Tribal Court issues four year sentence on heels of Tribal Law and Order Act

by Apr 18, 2013Front Page, NEWS ka-no-he-da0 comments

Russell McKinley Wolfe, 35, was convicted on Nov. 16, 2012, in the Cherokee Court for Domestic Violence Assault on a Female, Violation of a Domestic Violence Protective Order, Driving While Impaired, and Injuring Public Property.  He was sentenced to four years imprisonment.  The sentence, issued by the Honorable Kirk G. Saunooke, Cherokee Court Judge, was one of the longest sentences ever issued by the Cherokee Court and comes after the enactment of the Tribal Law and Order Act which authorized criminal sentences of greater than one year in tribal courts.

Since the sentence was handed down in Wolfe’s case, the Office of the Tribal Prosecutor, in conjunction with the Cherokee Court and Cherokee Police Department, worked together with the Federal Bureau of Prisons to authorize Wolfe’s sentence to be served in a Federal Detention Facility with the Bureau of Prisons.

Wolfe’s custodial transfer was completed on April 18, 2013.  Such a transfer was made possible by a pilot program created as part of the Tribal Law and Order Act in which tribes can apply to the Federal Bureau of Prisons to have their inmates serving active sentences of greater than two years transferred to Federal facilities.  The Eastern Band of Cherokee Indians is only the second tribe nationwide to take advantage of this pilot program and have an inmate transferred to federal custody.

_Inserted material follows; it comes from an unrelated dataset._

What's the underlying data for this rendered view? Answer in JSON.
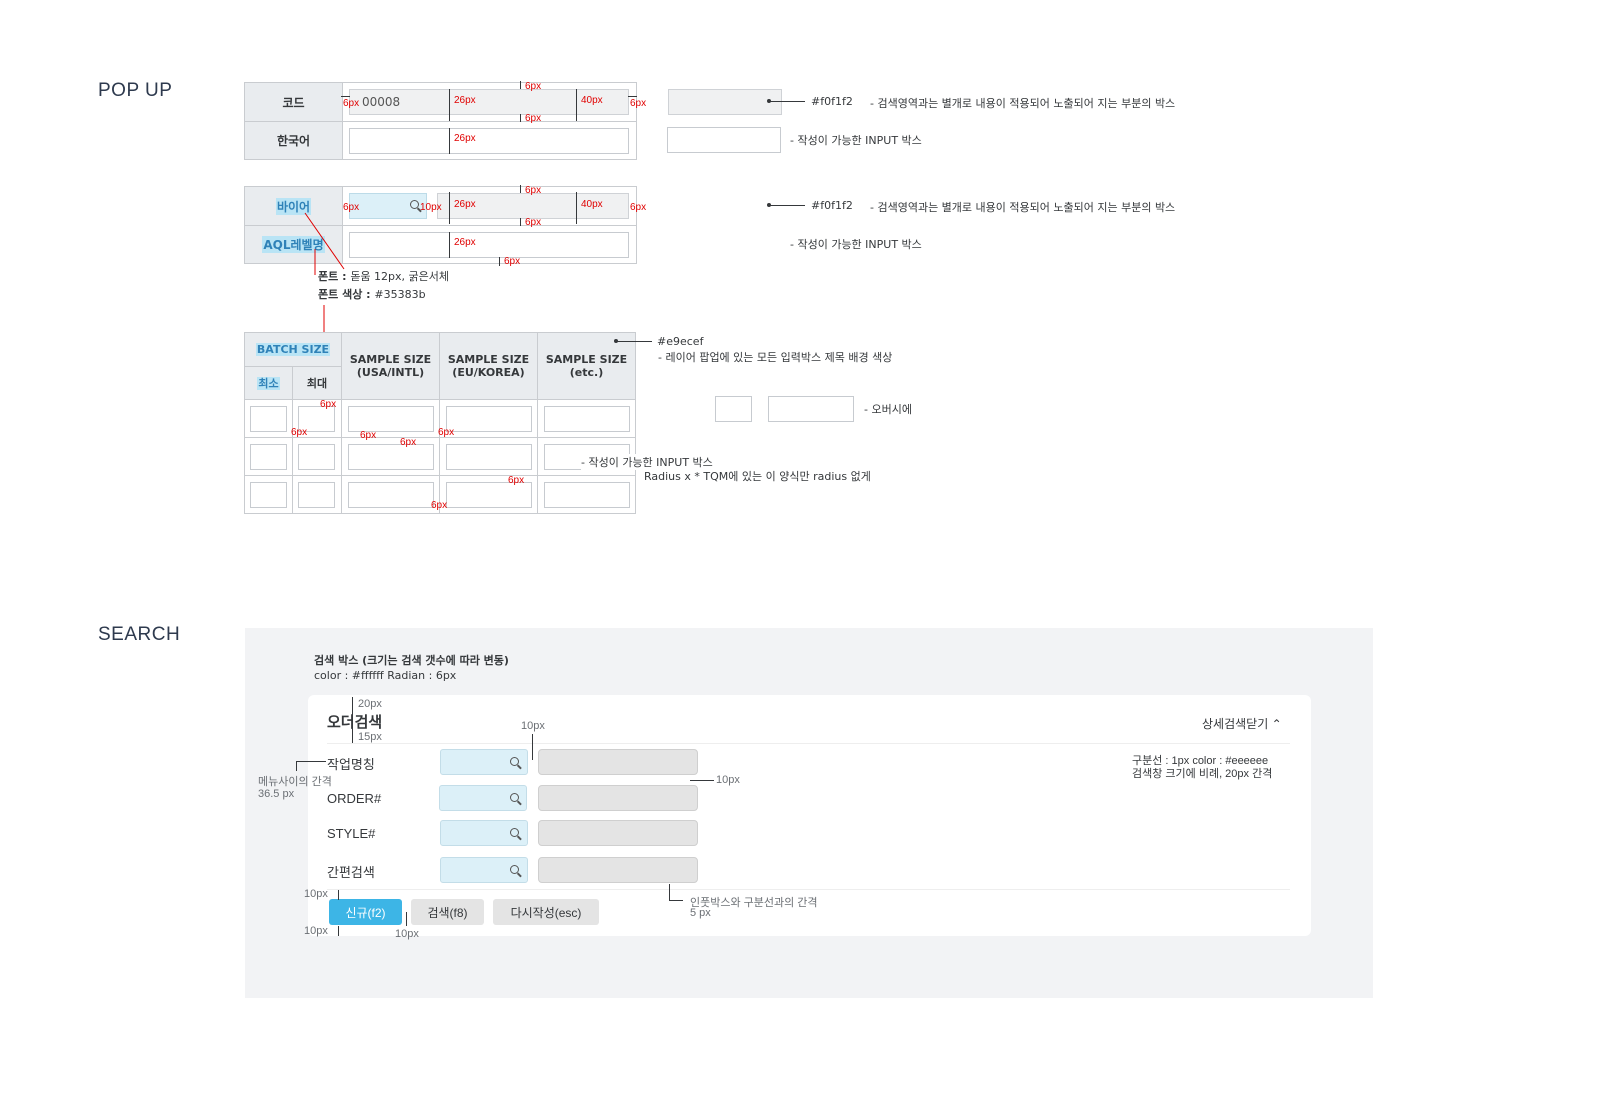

The significance of this transfer is that the cost of incarceration for the duration of Wolfe’s sentence, which would have exceeded $65,000 for the EBCI, will now be borne by the federal government.  Further, Wolfe will now be exposed to the rehabilitation services abundant within the Federal Bureau of Prisons system, none of which would have been available had he remained in local confinement facilities through the EBCI’s current corrections system.

Tribal Prosecutor Jason Smith stated, “I want to thank Assistant Tribal Prosecutor Justin Eason, Cherokee Probation Officer John Nations, Chief Justice Bill Boyum, and the entire Corrections Division of the Cherokee Indian Police Department and Cherokee Court for their hard work and cooperation which made this transfer, the first of its kind in Cherokee and only the second nationwide, a possibility.  There was a tremendous amount of legwork and communication with Federal Bureau of Prison officials which was necessary to affect this transfer.  It is also important to note the hard work and dedication of the officers and detectives with the Cherokee Police Department including Officers James Powell, Nick Stephenson, Jamie Silvers, and Detective Sean Birchfield, who made these convictions possible.”

– Office of the Tribal Prosecutor